Last year's plunge in new home sales was the biggest drop since a 17.8 percent drop since the recession year of 1990. Sales of existing homes fell by 8.4 percent to an annual rate of 6.48 million units, it was reported Thursday. That was the biggest decline in the sale of previously owned homes since 1989.

The median price of a new home sold in 2006 was up by 1.8 percent from 2005 but that price gain was far lower than the 9 percent jump in new home prices in 2005.

New home sales were up in all parts of the country in December except the West which posted a 4.4 percent drop. Sales rose by 27.3 percent in the Northeast, 26.6 percent in the Midwest and a much smaller 0.3 percent in the South.

Separately, the Commerce Department reported that orders to U.S. factories for big-ticket manufactured goods rose in December by the largest amount in three months, led by a huge jump in demand for commercial aircraft and the biggest increase in orders for cars and trucks in more than two years.

New orders for durable goods rose 3.1 percent last month to a seasonally adjusted total of $221.9 billion. The gain followed a 2.2 percent November increase and was the strongest showing since an 8.7 percent September advance.

Orders for commercial aircraft surged by 26.5 percent, reflecting the sizable 212 plane orders that Boeing Co. booked during the month. There also were gains in a number of other industries, providing evidence that manufacturing is working its way through last year's economic slowdown.

The auto sector, which struggled last year with rising gasoline prices and stiff foreign competition, saw a 6.8 percent rise in orders for vehicles and parts, the biggest one-month gain since August 2004.

Excluding transportation, orders for durable goods posted a solid 2.3 percent increase, the best showing in this category since last March and much better than analysts had been expecting.

For all of 2006, new orders rose by 7 percent, a slight slowdown from an 8.6 percent increase in 2005. Orders had risen by 6.9 percent in 2004 after having fallen in 2002 and 2003 as the country was struggling to emerge from the 2001 recession. Manufacturing was the hardest hit sector in the last downturn.

Economic growth slowed to a lackluster 2 percent in the July-September quarter, raising concerns that the steep slump in housing could trigger an outright recession.

However, in recent weeks a number of reports have shown the year ended with stronger-than-expected activity, easing worries about such a general slowdown.

The second is from Yahoo.

New US home sales rise by more-than-expected 4.8 percent

New US home sales rose by a more-than-expected 4.8 percent in December, the Commerce Department reported.

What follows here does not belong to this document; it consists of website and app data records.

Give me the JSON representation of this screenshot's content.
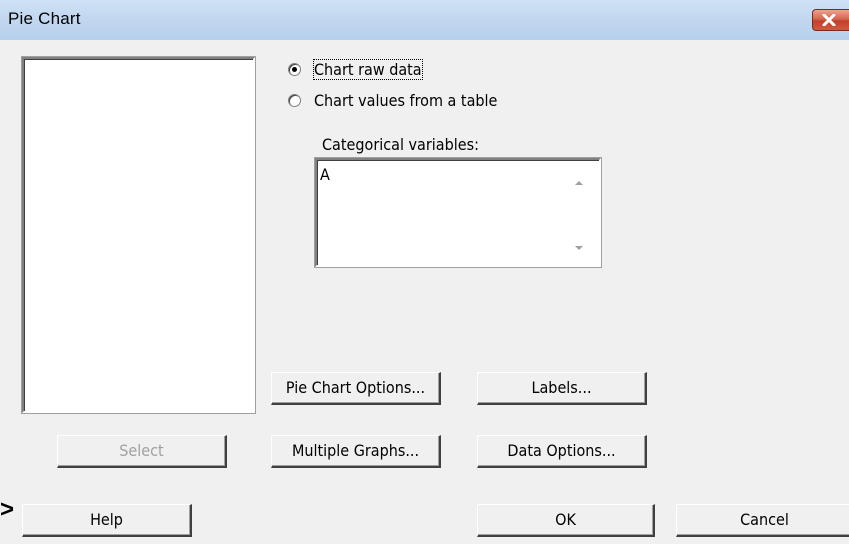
{
  "window": {
    "title": "Pie Chart"
  },
  "source": {
    "options": [
      {
        "label": "Chart raw data",
        "selected": true
      },
      {
        "label": "Chart values from a table",
        "selected": false
      }
    ]
  },
  "categorical": {
    "label": "Categorical variables:",
    "value": "A"
  },
  "buttons": {
    "pie_chart_options": "Pie Chart Options...",
    "labels": "Labels...",
    "multiple_graphs": "Multiple Graphs...",
    "data_options": "Data Options...",
    "select": "Select",
    "help": "Help",
    "ok": "OK",
    "cancel": "Cancel"
  },
  "colors": {
    "titlebar": "#c0d6ef",
    "close_button": "#c2412a",
    "dialog_face": "#f0f0f0"
  },
  "icons": {
    "close": "close-icon",
    "radio": "radio-button-icon",
    "scroll_up": "scroll-up-arrow-icon",
    "scroll_down": "scroll-down-arrow-icon"
  }
}
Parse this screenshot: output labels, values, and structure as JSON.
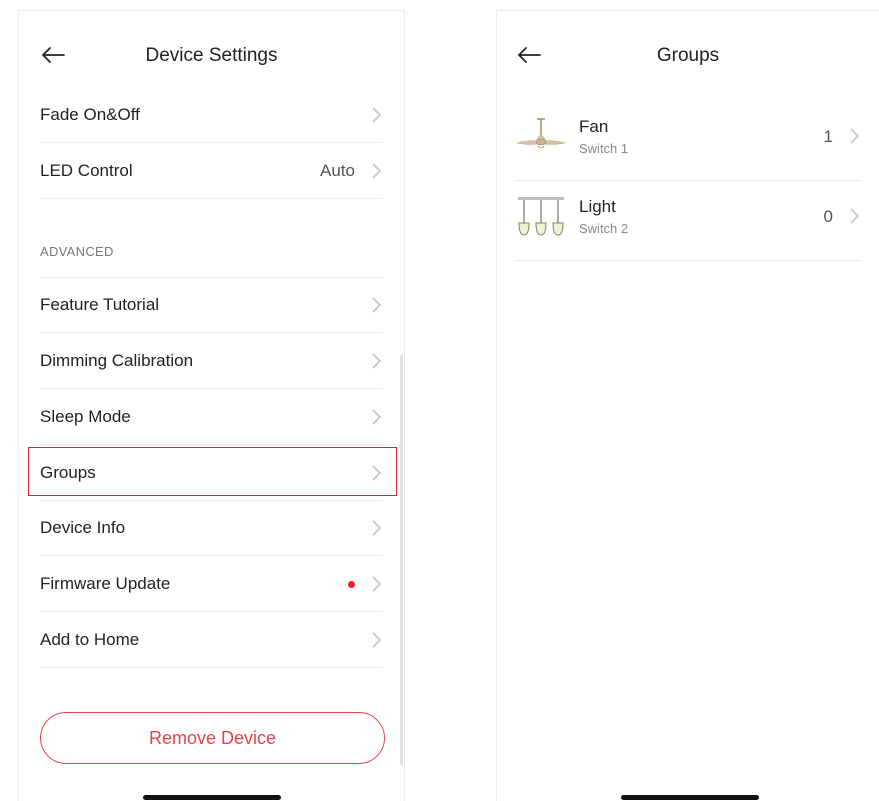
{
  "device_settings": {
    "title": "Device Settings",
    "rows_top": [
      {
        "label": "Fade On&Off",
        "value": ""
      },
      {
        "label": "LED Control",
        "value": "Auto"
      }
    ],
    "section_header": "ADVANCED",
    "rows_advanced": [
      {
        "label": "Feature Tutorial"
      },
      {
        "label": "Dimming Calibration"
      },
      {
        "label": "Sleep Mode"
      },
      {
        "label": "Groups"
      },
      {
        "label": "Device Info"
      },
      {
        "label": "Firmware Update"
      },
      {
        "label": "Add to Home"
      }
    ],
    "remove_label": "Remove Device",
    "accent_color": "#e8434a"
  },
  "groups_screen": {
    "title": "Groups",
    "items": [
      {
        "name": "Fan",
        "subtitle": "Switch 1",
        "count": "1",
        "icon": "ceiling-fan-icon"
      },
      {
        "name": "Light",
        "subtitle": "Switch 2",
        "count": "0",
        "icon": "pendant-lights-icon"
      }
    ]
  }
}
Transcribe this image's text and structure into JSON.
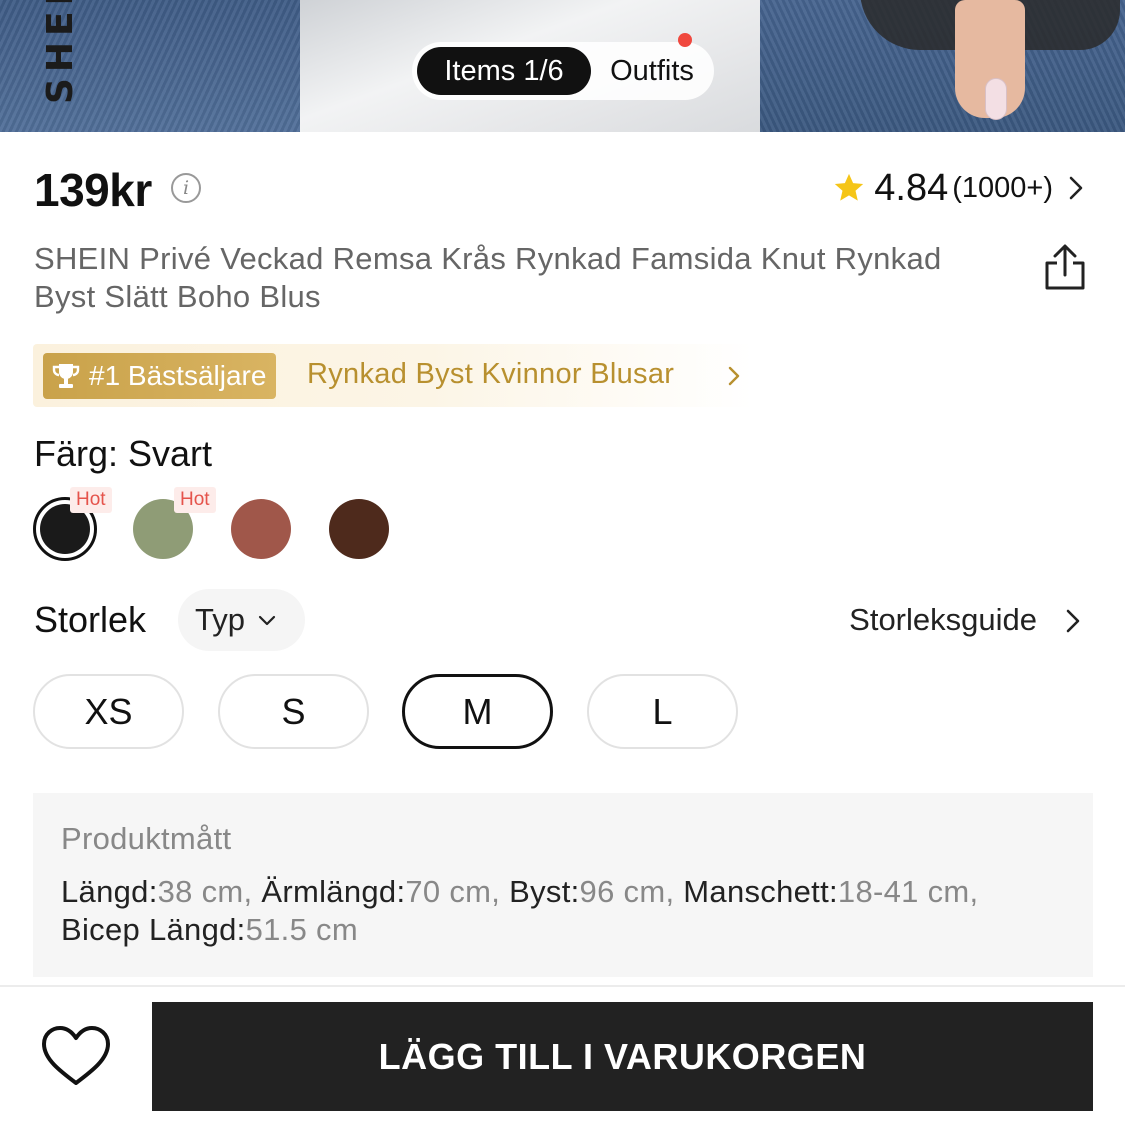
{
  "hero": {
    "brand_watermark": "SHEIN",
    "tabs": [
      {
        "label": "Items 1/6",
        "active": true
      },
      {
        "label": "Outfits",
        "active": false,
        "has_notification_dot": true
      }
    ]
  },
  "price": {
    "value": "139kr",
    "info_icon": "info-icon"
  },
  "rating": {
    "score": "4.84",
    "count": "(1000+)",
    "star_color": "#f5c518"
  },
  "product": {
    "title": "SHEIN Privé Veckad Remsa Krås Rynkad Famsida Knut Rynkad Byst Slätt Boho Blus",
    "share_icon": "share-icon"
  },
  "bestseller": {
    "badge": "#1 Bästsäljare",
    "category": "Rynkad Byst Kvinnor Blusar",
    "accent": "#c9a24a"
  },
  "color": {
    "label": "Färg: Svart",
    "swatches": [
      {
        "name": "Svart",
        "hex": "#1a1a1a",
        "selected": true,
        "tag": "Hot"
      },
      {
        "name": "Grön",
        "hex": "#8f9c76",
        "selected": false,
        "tag": "Hot"
      },
      {
        "name": "Rost",
        "hex": "#a0574a",
        "selected": false,
        "tag": ""
      },
      {
        "name": "Brun",
        "hex": "#4e2a1c",
        "selected": false,
        "tag": ""
      }
    ]
  },
  "size": {
    "label": "Storlek",
    "type_select": "Typ",
    "guide": "Storleksguide",
    "options": [
      {
        "label": "XS",
        "selected": false
      },
      {
        "label": "S",
        "selected": false
      },
      {
        "label": "M",
        "selected": true
      },
      {
        "label": "L",
        "selected": false
      }
    ]
  },
  "measurements": {
    "heading": "Produktmått",
    "items": [
      {
        "name": "Längd:",
        "value": "38 cm",
        "sep": ", "
      },
      {
        "name": "Ärmlängd:",
        "value": "70 cm",
        "sep": ", "
      },
      {
        "name": "Byst:",
        "value": "96 cm",
        "sep": ", "
      },
      {
        "name": "Manschett:",
        "value": "18-41 cm",
        "sep": ", "
      },
      {
        "name": "Bicep Längd:",
        "value": "51.5 cm",
        "sep": ""
      }
    ]
  },
  "bottom_bar": {
    "wishlist_icon": "heart-icon",
    "add_to_cart": "LÄGG TILL I VARUKORGEN"
  }
}
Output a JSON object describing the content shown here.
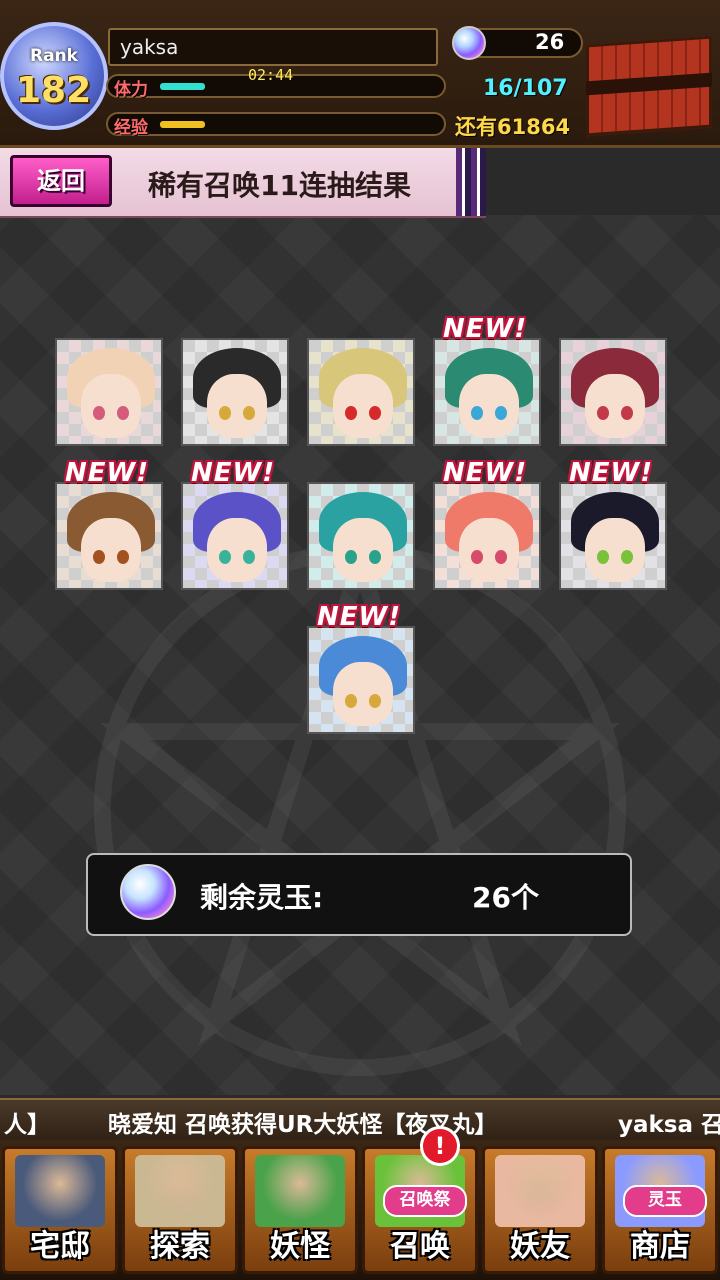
{
  "header": {
    "rank_label": "Rank",
    "rank_value": "182",
    "player_name": "yaksa",
    "stamina_label": "体力",
    "stamina_timer": "02:44",
    "stamina_fill": 0.16,
    "exp_label": "经验",
    "exp_fill": 0.16,
    "orb_count": "26",
    "stamina_count": "16/107",
    "exp_remaining": "还有61864"
  },
  "title_bar": {
    "back_label": "返回",
    "title": "稀有召唤11连抽结果"
  },
  "results": [
    {
      "new": false,
      "hair": "#f2d2b4",
      "bg": "#ead7da",
      "eye": "#d45b7a"
    },
    {
      "new": false,
      "hair": "#2a2a2a",
      "bg": "#e4e4e4",
      "eye": "#d6a93a"
    },
    {
      "new": false,
      "hair": "#d8c77a",
      "bg": "#e7e2cc",
      "eye": "#d62a2a"
    },
    {
      "new": true,
      "hair": "#2a8a72",
      "bg": "#d7e6e2",
      "eye": "#3aa7d6"
    },
    {
      "new": false,
      "hair": "#8a2a3a",
      "bg": "#e6d2d8",
      "eye": "#c23a4a"
    },
    {
      "new": true,
      "hair": "#8a5a32",
      "bg": "#e7ddd2",
      "eye": "#a2521e"
    },
    {
      "new": true,
      "hair": "#5a52c6",
      "bg": "#dcdaf2",
      "eye": "#3ab29a"
    },
    {
      "new": false,
      "hair": "#2aa2a2",
      "bg": "#d2ecec",
      "eye": "#2aa28a"
    },
    {
      "new": true,
      "hair": "#f07a6a",
      "bg": "#f2e0d8",
      "eye": "#d64a6a"
    },
    {
      "new": true,
      "hair": "#1a1a2a",
      "bg": "#e2e2e6",
      "eye": "#7ac23a"
    },
    {
      "new": true,
      "hair": "#4a8ad6",
      "bg": "#d6e4f2",
      "eye": "#d6a93a"
    }
  ],
  "new_label": "NEW!",
  "remaining": {
    "label": "剩余灵玉:",
    "value": "26个"
  },
  "ticker": {
    "segments": [
      "人】",
      "晓爱知 召唤获得UR大妖怪【夜叉丸】",
      "yaksa 召"
    ]
  },
  "nav": [
    {
      "label": "宅邸",
      "icon": "mansion-icon",
      "art": "#4a5a7a"
    },
    {
      "label": "探索",
      "icon": "magnifier-map-icon",
      "art": "#c9b892"
    },
    {
      "label": "妖怪",
      "icon": "scroll-icon",
      "art": "#4aa24a"
    },
    {
      "label": "召唤",
      "icon": "summon-star-icon",
      "art": "#6ac23a",
      "tag": "召唤祭",
      "badge": "!"
    },
    {
      "label": "妖友",
      "icon": "friend-girl-icon",
      "art": "#e9b8a0"
    },
    {
      "label": "商店",
      "icon": "spirit-orb-icon",
      "art": "#8a9aff",
      "tag": "灵玉"
    }
  ],
  "colors": {
    "stamina_fill": "#33e0d0",
    "exp_fill": "#f0c020",
    "back_button": "#e036a8",
    "new_outline": "#c0143c"
  }
}
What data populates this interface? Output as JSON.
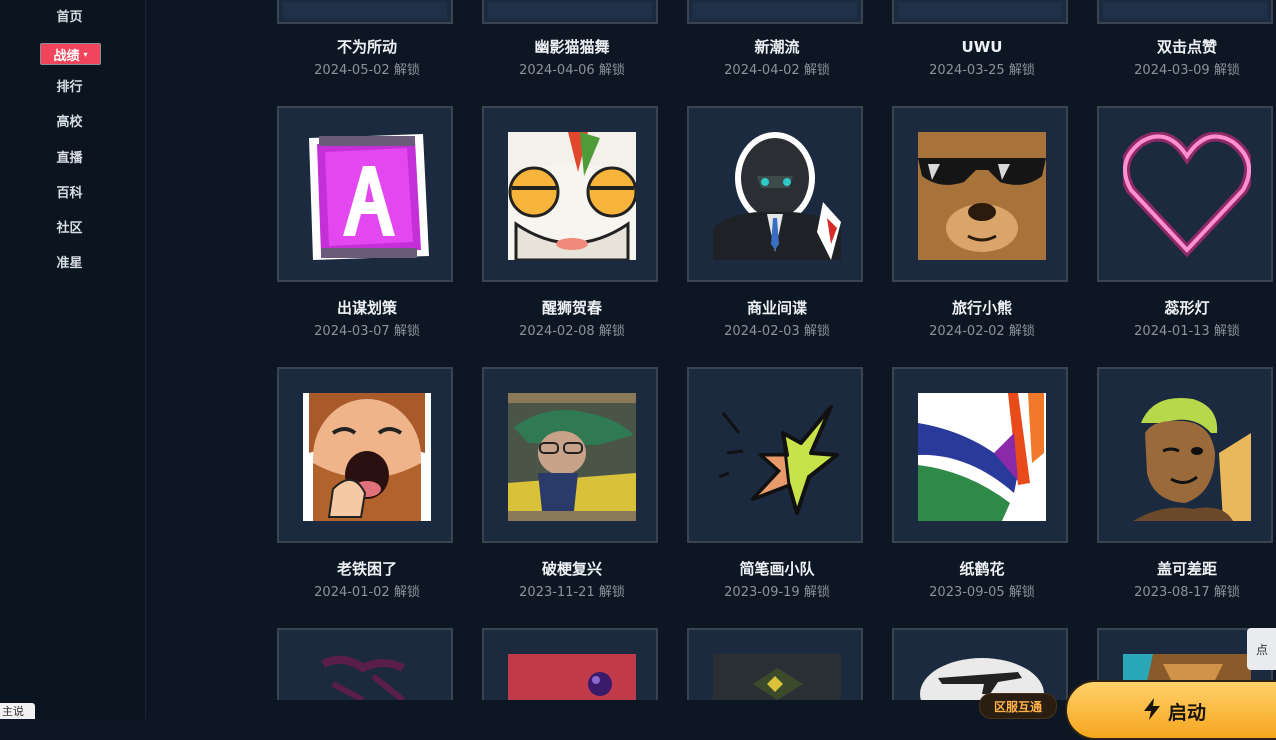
{
  "sidebar": {
    "items": [
      {
        "label": "首页"
      },
      {
        "label": "排行"
      },
      {
        "label": "高校"
      },
      {
        "label": "直播"
      },
      {
        "label": "百科"
      },
      {
        "label": "社区"
      },
      {
        "label": "准星"
      }
    ],
    "active": {
      "label": "战绩",
      "caret": "▾"
    },
    "corner_label": "主说"
  },
  "rows": [
    [
      {
        "title": "不为所动",
        "date": "2024-05-02 解锁"
      },
      {
        "title": "幽影猫猫舞",
        "date": "2024-04-06 解锁"
      },
      {
        "title": "新潮流",
        "date": "2024-04-02 解锁"
      },
      {
        "title": "UWU",
        "date": "2024-03-25 解锁"
      },
      {
        "title": "双击点赞",
        "date": "2024-03-09 解锁"
      }
    ],
    [
      {
        "title": "出谋划策",
        "date": "2024-03-07 解锁",
        "icon": "purple-card-icon"
      },
      {
        "title": "醒狮贺春",
        "date": "2024-02-08 解锁",
        "icon": "lion-dance-icon"
      },
      {
        "title": "商业间谍",
        "date": "2024-02-03 解锁",
        "icon": "spy-agent-icon"
      },
      {
        "title": "旅行小熊",
        "date": "2024-02-02 解锁",
        "icon": "bear-sunglasses-icon"
      },
      {
        "title": "蕊形灯",
        "date": "2024-01-13 解锁",
        "icon": "neon-heart-icon"
      }
    ],
    [
      {
        "title": "老铁困了",
        "date": "2024-01-02 解锁",
        "icon": "yawning-man-icon"
      },
      {
        "title": "破梗复兴",
        "date": "2023-11-21 解锁",
        "icon": "car-girl-icon"
      },
      {
        "title": "简笔画小队",
        "date": "2023-09-19 解锁",
        "icon": "sketch-bird-icon"
      },
      {
        "title": "纸鹤花",
        "date": "2023-09-05 解锁",
        "icon": "bird-of-paradise-icon"
      },
      {
        "title": "盖可差距",
        "date": "2023-08-17 解锁",
        "icon": "gekko-wink-icon"
      }
    ]
  ],
  "side_pill": "点",
  "region_button": "区服互通",
  "launch_button": "启动"
}
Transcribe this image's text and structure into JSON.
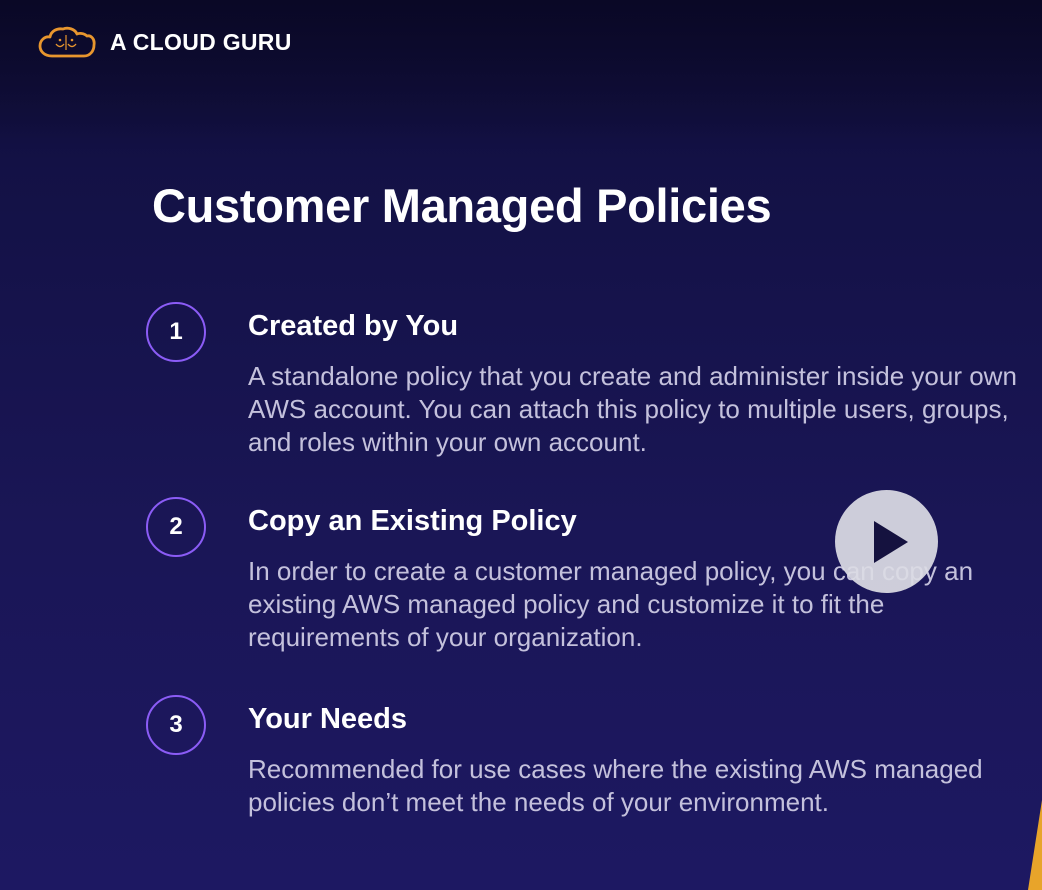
{
  "brand": {
    "name": "A CLOUD GURU",
    "logo_icon": "cloud-logo-icon",
    "accent_color": "#e8962e"
  },
  "slide": {
    "title": "Customer Managed Policies",
    "items": [
      {
        "number": "1",
        "heading": "Created by You",
        "body": "A standalone policy that you create and administer inside your own AWS account. You can attach this policy to multiple users, groups, and roles within your own account."
      },
      {
        "number": "2",
        "heading": "Copy an Existing Policy",
        "body": "In order to create a customer managed policy, you can copy an existing AWS managed policy and customize it to fit the requirements of your organization."
      },
      {
        "number": "3",
        "heading": "Your Needs",
        "body": "Recommended for use cases where the existing AWS managed policies don’t meet the needs of your environment."
      }
    ]
  },
  "player": {
    "play_icon": "play-icon"
  },
  "colors": {
    "background": "#1a1656",
    "circle_border": "#8b5cf6",
    "body_text": "#c4c1dc",
    "wedge": "#e8a42a"
  }
}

Sales came to an annualized clip of 1.120 million, comfortably ahead of the 1.050 million sales pace expected on Wall Street. The agency revised up its estimate for November sales to 1.069 million from 1.047 million.

Despite the better-than-expected December sales pace, sales for 2006 slumped 17.3 percent -- the sharpest decline in annual sales since 1990 -- to 1.061 million homes.

The median price of a new US home fell 1.5 percent from a year earlier to 235,000 dollars in December, the department said.

After booming for years, the US housing market cooled sharply last year, sparking concerns about the health of the wider economy.

These are two articles that were filed today and are reporting on the same subject. Yet they have very different headlines and perspectives. So what the hell is going on? Why are we having this glass half full/glass half empty scenario.

I could probably go on about a media conspiracy or some type of payola is going down. But as a student of media it comes down to one thing. People. Media, particulalry news is not a science. It is an art. All the stories that you see splashed on the news whether it is tabloid fodder or political reporting gets chooped up, digested, edited and repolished before it is presented to the public. Whenever a news story is being put together, the staff presenting has to figure an angle, a perspective. Sometimes its more than just the facts. It is a process that works, unfortunately it does have its flaws.

That is why I recommend that you do not take news reports, blogs or any other type of information at face vlue. Even those of great authority.

And remember, the media is made up of people, and people by nature are not perfect.